Many children and young people may have known or questioned their sexuality or gender identity from a young age. A large number don’t tell anyone until they are older. This may be because they are scared or worried about others’ reactions to their identity or sexuality.
To help facilitate a young person’s own understanding and confidence, your sport club or activity should promote the Childline website and contact details as they can support a young person with advice about their feelings or sexual identity.
The window of time between first questioning their identity and starting to accept themselves (or coming-out) can lead to young people's emotional wellbeing and mental health being impacted. For example, they may experience:

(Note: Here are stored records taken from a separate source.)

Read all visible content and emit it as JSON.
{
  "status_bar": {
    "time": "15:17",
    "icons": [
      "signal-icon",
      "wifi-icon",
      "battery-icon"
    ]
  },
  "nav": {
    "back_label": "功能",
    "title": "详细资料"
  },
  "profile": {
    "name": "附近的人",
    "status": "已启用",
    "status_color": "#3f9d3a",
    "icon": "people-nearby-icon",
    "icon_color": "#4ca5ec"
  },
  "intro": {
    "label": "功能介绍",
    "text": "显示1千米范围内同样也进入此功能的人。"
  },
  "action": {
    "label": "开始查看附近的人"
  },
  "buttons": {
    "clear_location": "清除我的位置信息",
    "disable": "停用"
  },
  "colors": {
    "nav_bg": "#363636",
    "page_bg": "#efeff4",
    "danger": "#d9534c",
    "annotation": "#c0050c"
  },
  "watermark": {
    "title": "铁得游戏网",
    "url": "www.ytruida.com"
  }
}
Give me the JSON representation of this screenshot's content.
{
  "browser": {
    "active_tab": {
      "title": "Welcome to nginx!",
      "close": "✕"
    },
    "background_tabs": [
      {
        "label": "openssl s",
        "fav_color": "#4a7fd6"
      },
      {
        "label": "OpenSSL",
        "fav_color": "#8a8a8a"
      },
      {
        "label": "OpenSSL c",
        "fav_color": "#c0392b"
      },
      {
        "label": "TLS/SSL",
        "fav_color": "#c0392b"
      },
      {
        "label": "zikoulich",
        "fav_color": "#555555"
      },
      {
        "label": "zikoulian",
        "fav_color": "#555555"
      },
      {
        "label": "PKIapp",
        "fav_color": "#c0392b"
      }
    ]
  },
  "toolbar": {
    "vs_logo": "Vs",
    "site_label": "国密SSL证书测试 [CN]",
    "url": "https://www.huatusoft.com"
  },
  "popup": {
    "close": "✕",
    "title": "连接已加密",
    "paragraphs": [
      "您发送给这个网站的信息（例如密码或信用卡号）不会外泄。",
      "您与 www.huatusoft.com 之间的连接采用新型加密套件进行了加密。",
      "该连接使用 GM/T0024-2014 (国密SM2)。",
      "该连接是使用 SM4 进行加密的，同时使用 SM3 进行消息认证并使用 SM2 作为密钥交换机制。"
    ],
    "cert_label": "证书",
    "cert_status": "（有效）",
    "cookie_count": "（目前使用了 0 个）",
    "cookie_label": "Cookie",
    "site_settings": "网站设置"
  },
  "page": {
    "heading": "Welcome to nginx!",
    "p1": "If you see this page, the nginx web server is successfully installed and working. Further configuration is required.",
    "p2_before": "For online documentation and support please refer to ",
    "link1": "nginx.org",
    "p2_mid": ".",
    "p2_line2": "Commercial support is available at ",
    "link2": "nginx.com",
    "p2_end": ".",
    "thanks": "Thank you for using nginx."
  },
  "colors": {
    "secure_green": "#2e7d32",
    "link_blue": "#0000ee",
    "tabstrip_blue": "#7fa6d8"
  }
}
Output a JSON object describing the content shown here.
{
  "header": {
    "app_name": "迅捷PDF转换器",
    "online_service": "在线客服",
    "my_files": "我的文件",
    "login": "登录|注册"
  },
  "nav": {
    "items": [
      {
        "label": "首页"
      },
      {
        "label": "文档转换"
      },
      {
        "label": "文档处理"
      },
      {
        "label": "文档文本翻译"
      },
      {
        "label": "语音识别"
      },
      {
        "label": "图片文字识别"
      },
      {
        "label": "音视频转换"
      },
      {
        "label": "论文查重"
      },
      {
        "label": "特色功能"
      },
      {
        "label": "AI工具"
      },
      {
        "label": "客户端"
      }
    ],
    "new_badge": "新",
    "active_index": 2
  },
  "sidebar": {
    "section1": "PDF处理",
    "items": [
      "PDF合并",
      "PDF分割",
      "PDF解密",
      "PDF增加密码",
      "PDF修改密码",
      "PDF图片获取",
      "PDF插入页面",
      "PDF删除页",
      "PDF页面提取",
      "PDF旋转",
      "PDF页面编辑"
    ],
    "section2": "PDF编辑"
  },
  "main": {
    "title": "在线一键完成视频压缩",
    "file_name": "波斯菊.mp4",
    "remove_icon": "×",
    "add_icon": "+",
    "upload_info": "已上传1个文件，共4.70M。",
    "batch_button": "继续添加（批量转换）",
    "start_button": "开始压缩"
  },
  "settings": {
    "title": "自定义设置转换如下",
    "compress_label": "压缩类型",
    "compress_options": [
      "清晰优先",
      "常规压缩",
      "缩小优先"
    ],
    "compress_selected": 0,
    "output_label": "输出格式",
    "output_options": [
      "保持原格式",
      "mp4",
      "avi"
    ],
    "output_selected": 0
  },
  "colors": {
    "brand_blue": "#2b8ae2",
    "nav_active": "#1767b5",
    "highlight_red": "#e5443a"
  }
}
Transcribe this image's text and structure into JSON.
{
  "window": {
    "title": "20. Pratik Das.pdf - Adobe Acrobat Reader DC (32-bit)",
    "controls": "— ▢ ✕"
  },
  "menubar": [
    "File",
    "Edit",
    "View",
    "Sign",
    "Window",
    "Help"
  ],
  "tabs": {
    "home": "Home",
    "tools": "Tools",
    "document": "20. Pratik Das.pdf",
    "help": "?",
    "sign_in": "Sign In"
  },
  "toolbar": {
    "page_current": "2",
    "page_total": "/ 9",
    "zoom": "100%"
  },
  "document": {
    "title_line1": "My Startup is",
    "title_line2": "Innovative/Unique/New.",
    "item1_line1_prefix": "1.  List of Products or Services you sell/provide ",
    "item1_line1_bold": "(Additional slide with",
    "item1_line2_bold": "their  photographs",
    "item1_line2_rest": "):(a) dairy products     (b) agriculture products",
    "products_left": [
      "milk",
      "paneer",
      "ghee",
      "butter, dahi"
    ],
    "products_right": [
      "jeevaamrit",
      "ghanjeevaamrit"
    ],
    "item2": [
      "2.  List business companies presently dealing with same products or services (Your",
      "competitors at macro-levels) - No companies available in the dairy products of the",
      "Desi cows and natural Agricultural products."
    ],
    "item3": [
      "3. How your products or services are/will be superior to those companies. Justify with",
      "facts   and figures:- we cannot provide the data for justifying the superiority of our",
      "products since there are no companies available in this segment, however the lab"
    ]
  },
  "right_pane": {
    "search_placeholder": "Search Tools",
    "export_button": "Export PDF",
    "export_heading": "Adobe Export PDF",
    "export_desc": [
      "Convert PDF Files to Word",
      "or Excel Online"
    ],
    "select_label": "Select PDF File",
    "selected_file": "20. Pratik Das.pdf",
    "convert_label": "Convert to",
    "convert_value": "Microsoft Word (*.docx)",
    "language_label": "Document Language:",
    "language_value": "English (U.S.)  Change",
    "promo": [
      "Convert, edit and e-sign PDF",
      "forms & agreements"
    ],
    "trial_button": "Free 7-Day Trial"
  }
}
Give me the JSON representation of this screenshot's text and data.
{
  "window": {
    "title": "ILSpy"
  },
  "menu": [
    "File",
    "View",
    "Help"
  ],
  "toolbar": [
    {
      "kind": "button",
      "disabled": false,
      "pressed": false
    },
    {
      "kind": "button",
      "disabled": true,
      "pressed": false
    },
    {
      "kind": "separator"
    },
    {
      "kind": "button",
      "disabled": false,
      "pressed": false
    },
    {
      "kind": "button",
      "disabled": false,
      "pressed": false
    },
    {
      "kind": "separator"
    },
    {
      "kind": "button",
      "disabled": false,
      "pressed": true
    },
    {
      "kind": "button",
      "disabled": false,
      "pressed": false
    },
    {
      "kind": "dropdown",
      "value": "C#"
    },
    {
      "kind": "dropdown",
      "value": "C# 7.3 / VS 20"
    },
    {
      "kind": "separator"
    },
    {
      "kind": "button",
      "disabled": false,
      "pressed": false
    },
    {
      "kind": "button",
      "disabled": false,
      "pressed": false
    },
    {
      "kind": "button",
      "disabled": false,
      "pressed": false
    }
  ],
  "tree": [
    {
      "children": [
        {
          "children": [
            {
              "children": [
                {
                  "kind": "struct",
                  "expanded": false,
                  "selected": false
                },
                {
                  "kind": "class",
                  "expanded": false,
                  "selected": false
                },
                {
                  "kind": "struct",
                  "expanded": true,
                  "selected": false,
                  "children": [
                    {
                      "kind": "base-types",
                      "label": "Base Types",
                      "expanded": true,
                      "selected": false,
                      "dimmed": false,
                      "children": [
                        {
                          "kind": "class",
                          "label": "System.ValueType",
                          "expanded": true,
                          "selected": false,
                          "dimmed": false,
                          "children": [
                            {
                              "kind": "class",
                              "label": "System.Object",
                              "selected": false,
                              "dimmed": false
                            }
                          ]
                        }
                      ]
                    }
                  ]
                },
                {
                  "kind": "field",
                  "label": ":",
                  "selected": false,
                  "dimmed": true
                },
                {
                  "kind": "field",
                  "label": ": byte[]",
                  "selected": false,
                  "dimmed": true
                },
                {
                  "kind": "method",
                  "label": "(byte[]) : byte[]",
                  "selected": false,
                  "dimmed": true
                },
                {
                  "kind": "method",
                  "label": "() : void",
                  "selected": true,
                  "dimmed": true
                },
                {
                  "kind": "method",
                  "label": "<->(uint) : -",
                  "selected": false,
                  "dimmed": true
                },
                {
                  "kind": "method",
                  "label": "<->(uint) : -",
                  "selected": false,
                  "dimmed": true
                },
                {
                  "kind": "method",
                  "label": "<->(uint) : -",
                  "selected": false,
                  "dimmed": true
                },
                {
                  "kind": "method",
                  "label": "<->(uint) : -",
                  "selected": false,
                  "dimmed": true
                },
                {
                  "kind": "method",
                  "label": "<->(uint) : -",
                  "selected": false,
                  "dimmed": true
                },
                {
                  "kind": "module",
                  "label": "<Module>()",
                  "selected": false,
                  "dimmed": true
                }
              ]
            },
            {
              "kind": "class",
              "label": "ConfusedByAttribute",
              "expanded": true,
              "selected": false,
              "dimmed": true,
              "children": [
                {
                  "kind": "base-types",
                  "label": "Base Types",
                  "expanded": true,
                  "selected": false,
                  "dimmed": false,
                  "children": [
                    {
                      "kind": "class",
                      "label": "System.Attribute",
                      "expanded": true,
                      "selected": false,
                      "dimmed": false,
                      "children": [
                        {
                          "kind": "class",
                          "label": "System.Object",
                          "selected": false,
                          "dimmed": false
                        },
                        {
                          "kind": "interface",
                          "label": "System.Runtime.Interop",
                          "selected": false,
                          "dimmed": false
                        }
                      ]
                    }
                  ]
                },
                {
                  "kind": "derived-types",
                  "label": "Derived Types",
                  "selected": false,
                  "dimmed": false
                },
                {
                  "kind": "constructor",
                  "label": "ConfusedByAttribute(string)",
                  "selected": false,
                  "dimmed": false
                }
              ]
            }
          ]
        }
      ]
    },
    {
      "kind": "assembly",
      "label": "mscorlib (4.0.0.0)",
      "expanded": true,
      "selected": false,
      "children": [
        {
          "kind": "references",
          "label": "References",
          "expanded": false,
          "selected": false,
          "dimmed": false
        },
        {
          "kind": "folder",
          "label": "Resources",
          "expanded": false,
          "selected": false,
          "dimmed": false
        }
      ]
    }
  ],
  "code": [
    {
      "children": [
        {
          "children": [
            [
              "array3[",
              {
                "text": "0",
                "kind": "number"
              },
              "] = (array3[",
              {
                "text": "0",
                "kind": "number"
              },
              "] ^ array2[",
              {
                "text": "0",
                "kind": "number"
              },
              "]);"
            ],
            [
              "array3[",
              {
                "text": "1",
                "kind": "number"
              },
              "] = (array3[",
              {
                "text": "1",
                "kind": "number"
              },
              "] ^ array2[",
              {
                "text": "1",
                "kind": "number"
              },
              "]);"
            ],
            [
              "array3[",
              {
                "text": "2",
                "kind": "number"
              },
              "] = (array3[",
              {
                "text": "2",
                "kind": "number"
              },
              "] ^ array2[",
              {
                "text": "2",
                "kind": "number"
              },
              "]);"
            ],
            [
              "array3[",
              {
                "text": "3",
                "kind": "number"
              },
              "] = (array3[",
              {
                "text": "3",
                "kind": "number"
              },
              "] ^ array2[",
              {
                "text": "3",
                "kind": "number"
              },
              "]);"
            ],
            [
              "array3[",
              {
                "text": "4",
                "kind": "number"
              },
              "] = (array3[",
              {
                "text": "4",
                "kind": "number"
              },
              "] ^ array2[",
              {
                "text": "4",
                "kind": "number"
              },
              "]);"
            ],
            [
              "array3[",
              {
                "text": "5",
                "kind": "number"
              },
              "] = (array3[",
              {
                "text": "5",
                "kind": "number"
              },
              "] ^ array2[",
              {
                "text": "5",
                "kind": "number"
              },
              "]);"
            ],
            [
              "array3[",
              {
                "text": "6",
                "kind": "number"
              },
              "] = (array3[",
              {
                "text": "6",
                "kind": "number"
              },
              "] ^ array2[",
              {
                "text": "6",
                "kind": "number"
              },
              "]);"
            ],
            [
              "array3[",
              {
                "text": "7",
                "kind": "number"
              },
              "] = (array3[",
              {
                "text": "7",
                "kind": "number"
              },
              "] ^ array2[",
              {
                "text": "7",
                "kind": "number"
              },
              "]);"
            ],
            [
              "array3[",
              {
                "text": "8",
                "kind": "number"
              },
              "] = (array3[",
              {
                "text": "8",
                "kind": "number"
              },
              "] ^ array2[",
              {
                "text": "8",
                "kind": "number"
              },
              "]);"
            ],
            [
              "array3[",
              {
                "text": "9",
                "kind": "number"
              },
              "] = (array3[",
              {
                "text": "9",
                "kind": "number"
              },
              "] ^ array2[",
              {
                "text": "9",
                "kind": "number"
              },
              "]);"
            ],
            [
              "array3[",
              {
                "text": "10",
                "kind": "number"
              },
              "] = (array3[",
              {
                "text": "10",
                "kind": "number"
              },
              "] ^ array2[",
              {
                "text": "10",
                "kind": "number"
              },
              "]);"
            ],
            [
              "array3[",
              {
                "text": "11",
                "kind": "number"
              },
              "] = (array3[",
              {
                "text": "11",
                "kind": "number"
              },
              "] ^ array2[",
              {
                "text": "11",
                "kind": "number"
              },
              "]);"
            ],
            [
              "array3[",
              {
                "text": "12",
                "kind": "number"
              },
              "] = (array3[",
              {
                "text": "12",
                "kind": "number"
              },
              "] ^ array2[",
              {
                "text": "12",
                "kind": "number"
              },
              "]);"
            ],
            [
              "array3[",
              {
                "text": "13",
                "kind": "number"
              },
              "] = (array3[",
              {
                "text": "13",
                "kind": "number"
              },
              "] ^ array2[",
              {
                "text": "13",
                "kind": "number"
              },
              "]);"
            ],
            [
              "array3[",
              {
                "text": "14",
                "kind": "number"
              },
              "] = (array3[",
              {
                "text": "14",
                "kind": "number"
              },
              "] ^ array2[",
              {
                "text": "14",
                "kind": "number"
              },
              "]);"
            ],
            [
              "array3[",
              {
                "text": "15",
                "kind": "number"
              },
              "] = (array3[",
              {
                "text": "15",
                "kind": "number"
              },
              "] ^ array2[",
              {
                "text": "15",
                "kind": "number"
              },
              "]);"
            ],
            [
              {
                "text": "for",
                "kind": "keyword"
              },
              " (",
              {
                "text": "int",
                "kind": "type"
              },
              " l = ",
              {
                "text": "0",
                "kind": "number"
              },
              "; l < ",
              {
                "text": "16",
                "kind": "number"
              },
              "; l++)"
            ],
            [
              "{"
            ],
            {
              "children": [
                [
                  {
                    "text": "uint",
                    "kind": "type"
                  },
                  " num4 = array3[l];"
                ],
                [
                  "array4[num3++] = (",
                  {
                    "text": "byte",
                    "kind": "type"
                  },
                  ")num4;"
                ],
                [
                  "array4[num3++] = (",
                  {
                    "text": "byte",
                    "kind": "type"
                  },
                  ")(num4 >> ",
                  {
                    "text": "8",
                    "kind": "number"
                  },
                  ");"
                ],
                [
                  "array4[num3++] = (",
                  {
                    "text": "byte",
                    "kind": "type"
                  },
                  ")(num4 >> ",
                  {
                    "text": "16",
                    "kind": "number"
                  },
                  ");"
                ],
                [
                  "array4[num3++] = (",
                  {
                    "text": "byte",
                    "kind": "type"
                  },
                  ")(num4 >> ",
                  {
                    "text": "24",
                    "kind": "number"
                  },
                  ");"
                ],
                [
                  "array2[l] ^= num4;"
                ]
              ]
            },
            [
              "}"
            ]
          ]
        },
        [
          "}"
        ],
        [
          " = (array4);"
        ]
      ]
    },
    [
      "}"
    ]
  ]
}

- low self-esteem or possibly depression
- feeling a sense of isolation
- minority stress
- a need to prove themselves in other areas of their lives
- imposter syndrome
- fear of bullying
Your club or activity should strive to create a culture of acceptance, awareness and understanding of different types of sexuality and gender identities.
Key things to remember
- treat everyone with respect and fully implement equal opportunities
- let young people know that they can talk to you and that their privacy will be respected - confidentiality practice should reflect that of your safeguarding procedure
- support young people to find the right information and specialist support services
- reinforce an ethos of acceptance and difference
- support all young people within your club or activity, so they feel valued, heard, able to express themselves and progress in their sport
- challenge abusive or harmful behaviours (homophobia, transphobia, racism, sexism, and any other form of discrimination)
- challenge gender stereotypes and celebrate difference
- promote LGBTQ+ related events and campaigns to demonstrate openly that your club or activity has inclusive values
- do not automatically assume a person’s sexual orientation or gender
- promote LGBTQ+ specialist services to everyone in your sport or activity
If your club is part of a National Governing Body (NGB) or Active Partnership (AP), ensure you are following your organisations equality, diversity and inclusion or transgender policies and procedures.